Nevertheless, the lawsuit proceeded, with the strip clubs asserting that a laundry list of constitutional rights had been violated by this new law. In July 2005, Judge Jane Boyle decided in favor of the state, and found the law to be constitutional. The strip clubs appealed their defeat to the Fifth Circuit Court of Appeals (located in New Orleans), but instead of getting a ruling later in the fall, this case — and all of southern Louisiana — got blown into calendar limbo by Hurricane Katrina.

Along the way, in a reaffirming demonstration of neighborhood involvement, the Lake Highlands community (represented by the Lake Highlands Area Improvement Association) sought legal reinforcement in the person of sexually oriented business-expert Scott Bergthold from Tennessee, who has handled similar cases around the country and has appeared before the U.S. Supreme Court. LHAIA raised money to pay Bergthold to provide expert support to the Attorney General’s office, and file a “friend-of-the-court” brief with the Fifth Circuit on LHAIA’s behalf.

Finally, in March 2007, the Fifth Circuit issued its ruling. While the court agreed with the state on just about every argument, the court did conclude that one glitch necessitated the case be returned to Judge Boyle. The Fifth Circuit decided that, even though common sense clearly indicates that alcohol and erotic dancing create a “combustible” environment, the court record still needed to cite some evidence supporting that notion (i.e., we all know the sun rises in the east, but we still need a picture).

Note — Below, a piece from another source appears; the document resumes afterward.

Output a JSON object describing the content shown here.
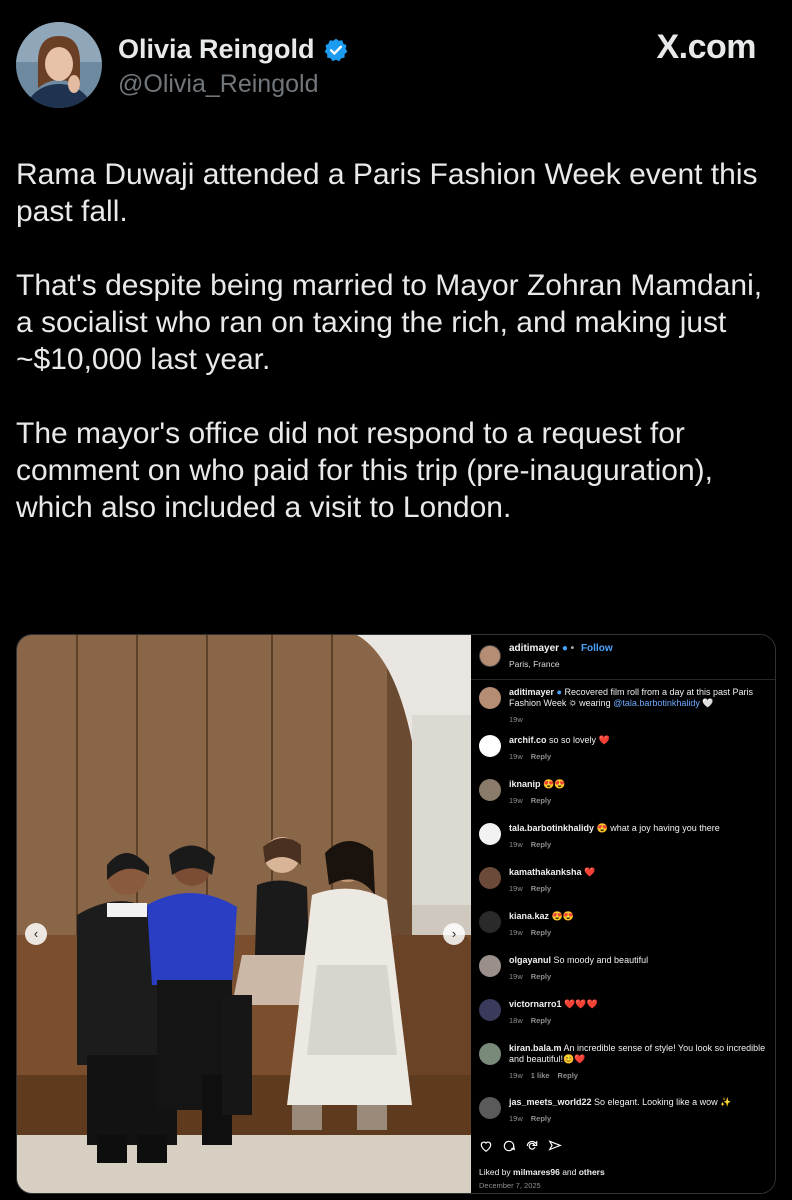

On May 22, 2008, Judge Boyle ruled, once again, in favor of the state and upheld the law. So the strip clubs headed back to the Fifth Circuit. Oral argument was set to occur in March 2009 when, out of nowhere, the strip clubs attacked on a different front.

A totally new lawsuit was filed in early 2009 in state district court in Dallas, involving another strip club whose alcohol permit was refused under the same law. And, on the eve of oral argument in the federal case, State District Judge Marty Lowy, elected in the 2006 Democrat sweep of the Dallas County courthouse, ruled that the Keffer-Carona law violated the “single-subject” rule of the Texas constitution and struck down the law as unconstitutional. The crowning irony — Judge Lowy is a Lake Highlands resident.

The Fifth Circuit has put its case on hold, pending resolution of the new state court case. The state court case has now been appealed to the Dallas Court of Appeals. James Ho, the Solicitor General for the state of Texas, has gotten involved, and this game of high-stakes (strip) poker has multiplied in significance and attention.

Bottom line: Strip clubs don’t like to lose; they have endless amounts of money and patience; and they generally prevail because neighborhoods and private citizens usually run out of money, attention and energy.

Lake Highlands, however, has continued to fight, and this community’s perseverance has caused the strip clubs to have to suit up in full shoulder pads and helmets.

And there’s nothing goofier than a guy in shoulder pads, a helmet — and a G-string. I predict a win for the Wildcats.